EXERCISE PROMPT: Lines with "this": pull these out of the listing below.
GIVEN DATA Block Start
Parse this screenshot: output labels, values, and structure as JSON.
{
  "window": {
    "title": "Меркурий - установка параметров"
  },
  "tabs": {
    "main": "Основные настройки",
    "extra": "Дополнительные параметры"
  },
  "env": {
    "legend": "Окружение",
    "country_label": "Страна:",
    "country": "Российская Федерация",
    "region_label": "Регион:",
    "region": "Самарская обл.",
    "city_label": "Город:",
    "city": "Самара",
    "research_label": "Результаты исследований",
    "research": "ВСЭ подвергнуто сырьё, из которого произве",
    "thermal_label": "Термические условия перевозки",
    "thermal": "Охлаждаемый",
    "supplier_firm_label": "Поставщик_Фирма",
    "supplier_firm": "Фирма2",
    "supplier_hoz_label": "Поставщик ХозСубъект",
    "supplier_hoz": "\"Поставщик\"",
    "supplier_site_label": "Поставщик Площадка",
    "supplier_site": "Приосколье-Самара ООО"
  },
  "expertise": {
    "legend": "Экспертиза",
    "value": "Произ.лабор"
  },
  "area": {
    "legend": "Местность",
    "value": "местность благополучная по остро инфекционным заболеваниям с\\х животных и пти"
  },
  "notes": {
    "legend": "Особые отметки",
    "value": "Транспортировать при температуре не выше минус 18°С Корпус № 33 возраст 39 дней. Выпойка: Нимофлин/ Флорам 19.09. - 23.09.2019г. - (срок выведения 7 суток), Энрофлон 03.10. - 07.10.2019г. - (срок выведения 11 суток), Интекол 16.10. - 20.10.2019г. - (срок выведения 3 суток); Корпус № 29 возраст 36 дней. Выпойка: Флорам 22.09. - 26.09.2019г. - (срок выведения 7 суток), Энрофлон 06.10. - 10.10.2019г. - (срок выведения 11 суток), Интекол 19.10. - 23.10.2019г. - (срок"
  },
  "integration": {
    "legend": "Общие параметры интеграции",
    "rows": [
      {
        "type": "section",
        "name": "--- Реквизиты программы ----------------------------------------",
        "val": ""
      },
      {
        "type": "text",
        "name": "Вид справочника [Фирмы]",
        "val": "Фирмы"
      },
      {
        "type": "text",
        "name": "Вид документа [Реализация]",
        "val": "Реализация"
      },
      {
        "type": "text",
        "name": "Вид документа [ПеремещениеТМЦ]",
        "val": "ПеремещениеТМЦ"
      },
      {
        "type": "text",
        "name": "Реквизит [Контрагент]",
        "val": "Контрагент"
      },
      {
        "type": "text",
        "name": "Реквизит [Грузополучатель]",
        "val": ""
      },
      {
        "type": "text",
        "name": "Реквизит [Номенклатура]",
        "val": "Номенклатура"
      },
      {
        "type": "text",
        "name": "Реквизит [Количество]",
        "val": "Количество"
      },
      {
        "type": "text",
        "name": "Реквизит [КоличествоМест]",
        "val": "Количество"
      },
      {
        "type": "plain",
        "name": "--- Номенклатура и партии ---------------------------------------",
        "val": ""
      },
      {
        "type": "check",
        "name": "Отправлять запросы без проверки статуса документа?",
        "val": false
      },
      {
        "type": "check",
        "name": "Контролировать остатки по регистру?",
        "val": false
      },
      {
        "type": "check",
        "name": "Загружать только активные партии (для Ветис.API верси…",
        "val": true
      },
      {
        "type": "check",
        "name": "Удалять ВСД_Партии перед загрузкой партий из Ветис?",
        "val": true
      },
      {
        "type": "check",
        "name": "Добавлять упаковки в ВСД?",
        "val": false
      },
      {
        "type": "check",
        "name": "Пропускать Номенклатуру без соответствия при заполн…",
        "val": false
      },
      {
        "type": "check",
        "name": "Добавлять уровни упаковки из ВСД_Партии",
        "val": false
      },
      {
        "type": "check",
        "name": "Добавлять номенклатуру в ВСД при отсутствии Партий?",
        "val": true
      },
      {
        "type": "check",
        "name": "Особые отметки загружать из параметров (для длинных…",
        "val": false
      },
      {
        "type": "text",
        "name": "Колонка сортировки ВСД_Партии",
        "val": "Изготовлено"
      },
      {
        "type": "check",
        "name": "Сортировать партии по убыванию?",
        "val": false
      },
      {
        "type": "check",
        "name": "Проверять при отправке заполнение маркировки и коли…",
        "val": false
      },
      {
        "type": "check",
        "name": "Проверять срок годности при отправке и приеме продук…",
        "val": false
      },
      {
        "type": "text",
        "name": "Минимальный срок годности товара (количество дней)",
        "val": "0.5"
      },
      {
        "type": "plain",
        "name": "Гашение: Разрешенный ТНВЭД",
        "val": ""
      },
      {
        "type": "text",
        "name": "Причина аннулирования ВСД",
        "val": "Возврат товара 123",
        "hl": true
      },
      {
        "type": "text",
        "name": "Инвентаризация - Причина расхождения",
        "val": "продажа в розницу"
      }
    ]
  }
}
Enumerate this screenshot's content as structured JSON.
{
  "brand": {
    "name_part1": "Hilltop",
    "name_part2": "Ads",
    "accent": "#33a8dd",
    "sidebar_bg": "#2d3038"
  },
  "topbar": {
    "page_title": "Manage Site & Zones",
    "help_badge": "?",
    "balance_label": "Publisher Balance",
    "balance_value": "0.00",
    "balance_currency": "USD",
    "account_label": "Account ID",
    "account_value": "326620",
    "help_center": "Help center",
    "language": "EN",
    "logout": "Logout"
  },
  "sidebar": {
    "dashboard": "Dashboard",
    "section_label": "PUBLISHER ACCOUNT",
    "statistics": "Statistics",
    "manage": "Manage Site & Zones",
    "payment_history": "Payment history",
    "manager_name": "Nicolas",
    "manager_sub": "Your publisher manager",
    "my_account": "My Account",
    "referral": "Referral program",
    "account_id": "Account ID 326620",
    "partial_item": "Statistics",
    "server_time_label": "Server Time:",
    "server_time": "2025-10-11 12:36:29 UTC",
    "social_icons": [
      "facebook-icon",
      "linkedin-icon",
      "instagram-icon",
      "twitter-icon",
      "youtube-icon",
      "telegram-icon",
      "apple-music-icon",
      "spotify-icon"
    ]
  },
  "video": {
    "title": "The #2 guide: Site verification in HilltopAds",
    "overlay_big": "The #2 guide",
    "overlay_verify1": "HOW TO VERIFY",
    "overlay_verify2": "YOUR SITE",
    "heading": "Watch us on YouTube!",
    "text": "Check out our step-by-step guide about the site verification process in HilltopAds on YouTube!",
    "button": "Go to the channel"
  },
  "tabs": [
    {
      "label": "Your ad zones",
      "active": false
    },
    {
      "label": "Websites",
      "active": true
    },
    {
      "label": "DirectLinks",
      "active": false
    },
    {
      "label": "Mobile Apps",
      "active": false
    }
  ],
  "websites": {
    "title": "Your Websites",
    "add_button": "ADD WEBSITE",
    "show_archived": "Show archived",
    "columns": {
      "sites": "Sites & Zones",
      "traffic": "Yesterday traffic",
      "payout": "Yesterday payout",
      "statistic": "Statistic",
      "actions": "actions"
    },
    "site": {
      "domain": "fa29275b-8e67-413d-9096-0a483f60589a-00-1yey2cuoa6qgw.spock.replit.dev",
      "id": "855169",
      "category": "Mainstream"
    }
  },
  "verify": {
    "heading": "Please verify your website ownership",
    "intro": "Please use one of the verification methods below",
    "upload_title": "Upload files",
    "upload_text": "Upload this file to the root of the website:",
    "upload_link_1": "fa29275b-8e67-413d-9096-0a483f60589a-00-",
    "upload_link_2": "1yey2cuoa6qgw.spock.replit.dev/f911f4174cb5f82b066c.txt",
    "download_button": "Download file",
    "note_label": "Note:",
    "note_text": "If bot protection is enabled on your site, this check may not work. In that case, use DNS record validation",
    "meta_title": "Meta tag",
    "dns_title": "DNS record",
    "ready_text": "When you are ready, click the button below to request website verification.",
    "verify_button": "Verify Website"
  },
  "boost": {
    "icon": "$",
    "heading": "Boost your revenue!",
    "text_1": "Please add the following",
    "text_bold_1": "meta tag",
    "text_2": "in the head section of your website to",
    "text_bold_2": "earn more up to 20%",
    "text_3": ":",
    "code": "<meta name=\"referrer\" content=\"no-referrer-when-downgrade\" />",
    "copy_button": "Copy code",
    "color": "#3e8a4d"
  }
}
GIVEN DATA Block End
EXERCISE ANSWER:
Parse this screenshot: output labels, values, and structure as JSON.
Enumerate this screenshot's content as structured JSON.
    "upload_text": "Upload this file to the root of the website:",
    "note_text": "If bot protection is enabled on your site, this check may not work. In that case, use DNS record validation",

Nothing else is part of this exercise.